New Zealand Prime Minister John Key complained his personal supplies of Marmite were dwindling Tuesday, amid a nationwide shortage of the salty spread caused by the Christchurch earthquakes.
In a culinary crisis that has been dubbed "Marmageddon", the country's only Marmite factory in Christchurch closed in November due to earthquake damage and will not resume production of the thick, black savoury concoction until July.
Key said the shortage was already impacting on the prime ministerial breakfast.
"I'm going to have to go thin I'm afraid. I have a very small amount in my office and once that runs out I'm obviously aware that supplies are very short," he told TV3 on Tuesday.
However, in a move unlikely to endear him to New Zealand purists, he revealed he was also a fan of Marmite's Australian rival Vegemite.
"I've got to be honest I can eat Vegemite as well. I'm a consumer that can move between brands, I'm ashamed to say it," he said.
Food company Sanitarium has urged consumers to make the most of existing Marmite supplies by spreading it thinly on their breakfast toast or rationing to once a day.
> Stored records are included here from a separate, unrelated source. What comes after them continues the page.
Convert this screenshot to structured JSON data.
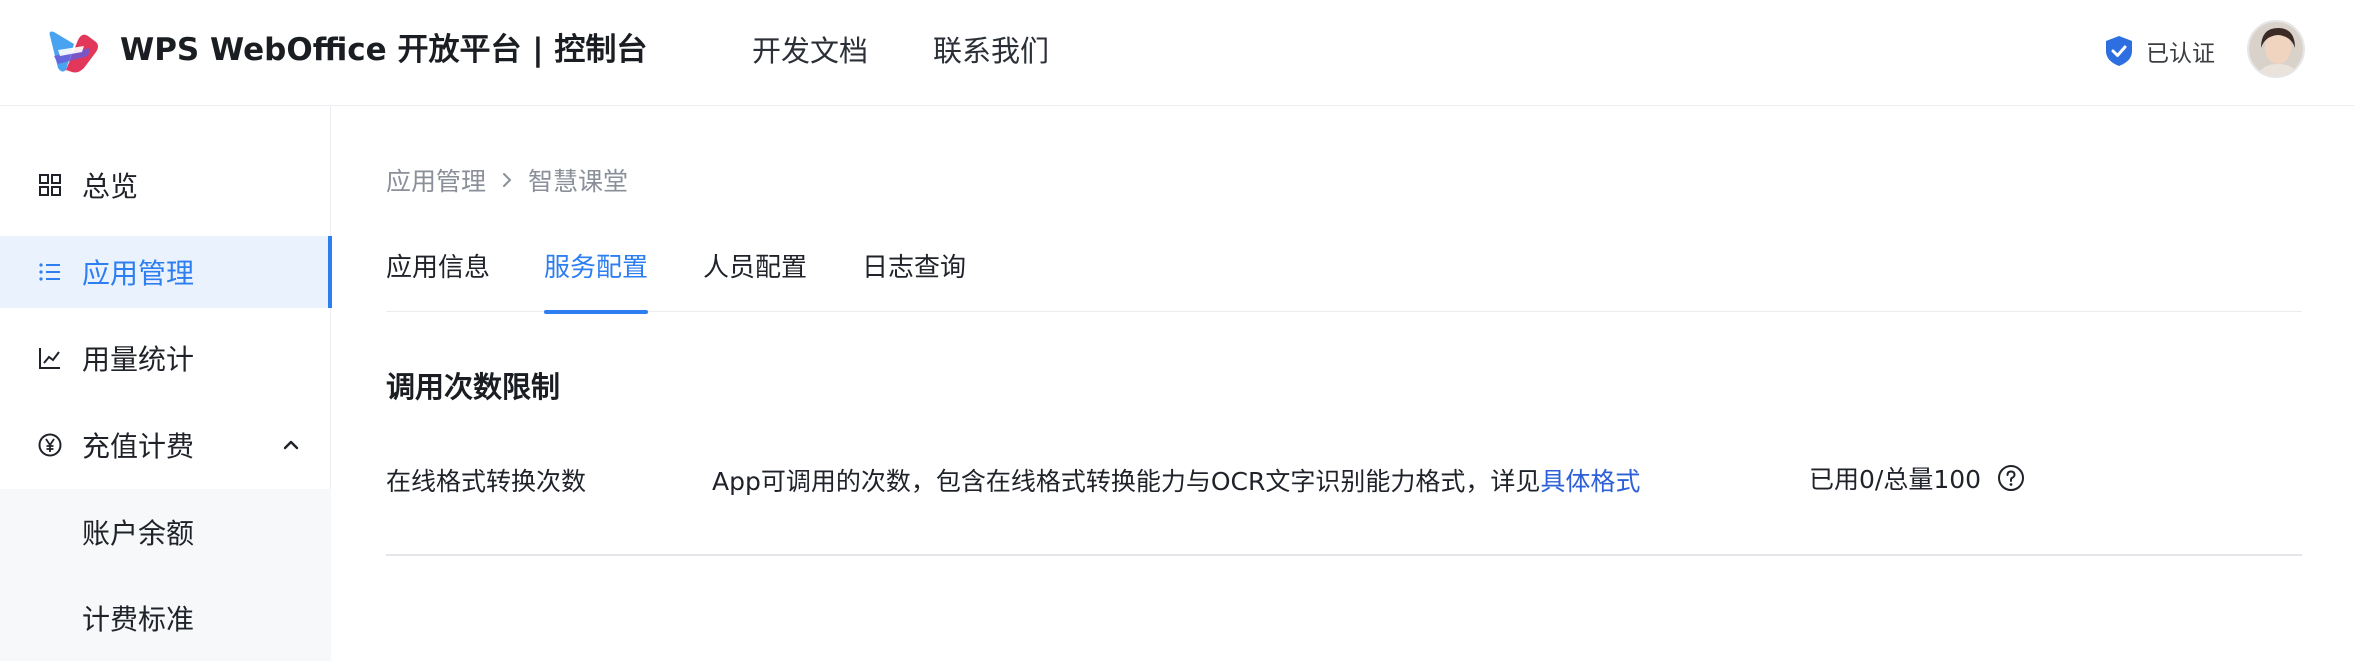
{
  "header": {
    "brand": "WPS WebOffice 开放平台 | 控制台",
    "nav": [
      "开发文档",
      "联系我们"
    ],
    "verified_label": "已认证"
  },
  "sidebar": {
    "items": [
      {
        "label": "总览",
        "icon": "grid-icon"
      },
      {
        "label": "应用管理",
        "icon": "list-icon",
        "active": true
      },
      {
        "label": "用量统计",
        "icon": "line-chart-icon"
      },
      {
        "label": "充值计费",
        "icon": "yen-icon",
        "expanded": true
      },
      {
        "label": "账户余额"
      },
      {
        "label": "计费标准"
      }
    ]
  },
  "breadcrumb": {
    "parent": "应用管理",
    "current": "智慧课堂"
  },
  "tabs": [
    "应用信息",
    "服务配置",
    "人员配置",
    "日志查询"
  ],
  "active_tab": "服务配置",
  "section": {
    "title": "调用次数限制",
    "row": {
      "name": "在线格式转换次数",
      "description": "App可调用的次数，包含在线格式转换能力与OCR文字识别能力格式，详见",
      "link": "具体格式",
      "usage": "已用0/总量100"
    }
  },
  "colors": {
    "accent": "#2d7ef0",
    "link": "#2d60d8",
    "active_bg": "#eaf2fd",
    "sub_bg": "#f7f8fa"
  }
}
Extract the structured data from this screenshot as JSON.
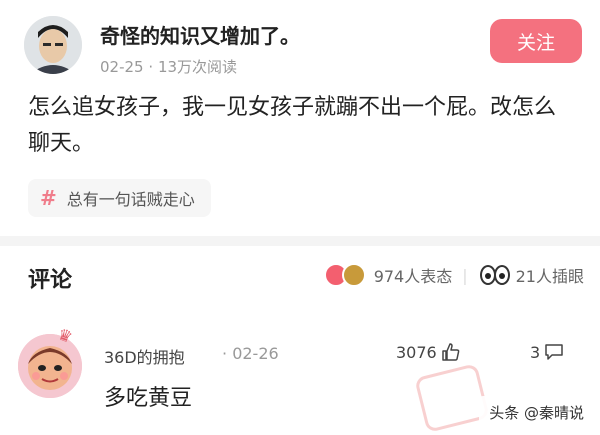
{
  "post": {
    "author": "奇怪的知识又增加了。",
    "date": "02-25",
    "dot": "·",
    "views": "13万次阅读",
    "follow_label": "关注",
    "body": "怎么追女孩子，我一见女孩子就蹦不出一个屁。改怎么聊天。",
    "topic_hash": "#",
    "topic": "总有一句话贼走心"
  },
  "comments_section": {
    "title": "评论",
    "reaction_count": "974人表态",
    "separator": "|",
    "blink_count": "21人插眼",
    "icons": [
      "like-reaction-icon",
      "salute-reaction-icon",
      "eyes-icon"
    ]
  },
  "comment": {
    "author": "36D的拥抱",
    "dot": "·",
    "date": "02-26",
    "likes": "3076",
    "replies": "3",
    "text": "多吃黄豆"
  },
  "source": "头条 @秦晴说",
  "colors": {
    "follow_button": "#f4717f",
    "topic_hash": "#f07d8b",
    "muted_text": "#999999"
  }
}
"With toast it's a little bit warmer so it spreads easier and it goes a little bit further," general manager Pierre van Heerden told public radio on Monday.
Van Heerden revealed Marmite had already sold out in some parts of the country and appealed for shoppers not to clear remaining stocks for their own hoards.
"People need to be considerate of their fellow Kiwis," he said.
"There's no need to panic or freak out that Marmite isn't going to be available in the longer term, this is a short-term hiccup because of the earthquakes."
Online prediction website ipredict.co.nz was forecasting an 83 percent chance Marmite would be rationed in New Zealand supermarkets Tuesday, while one seller on auction website trademe.co.nz was offering jars at up to NZ$60 ($50). The New Zealand spread tastes slightly different to Vegemite and the British version of Marmite, which has long been marketed with the line "you either love it or hate it".
Fans of each variation insist that theirs is the best, although the appeal often escapes those who have not grown up eating them.
Some critics liken such spreads, based on brewer's yeast extract, to axle grease laced with salt.
US Secretary of State Hillary Clinton almost caused a diplomatic incident on a 2010 visit to Australia when she said: "I've never understood why you would ruin a perfectly good slice of bread with Vegemite."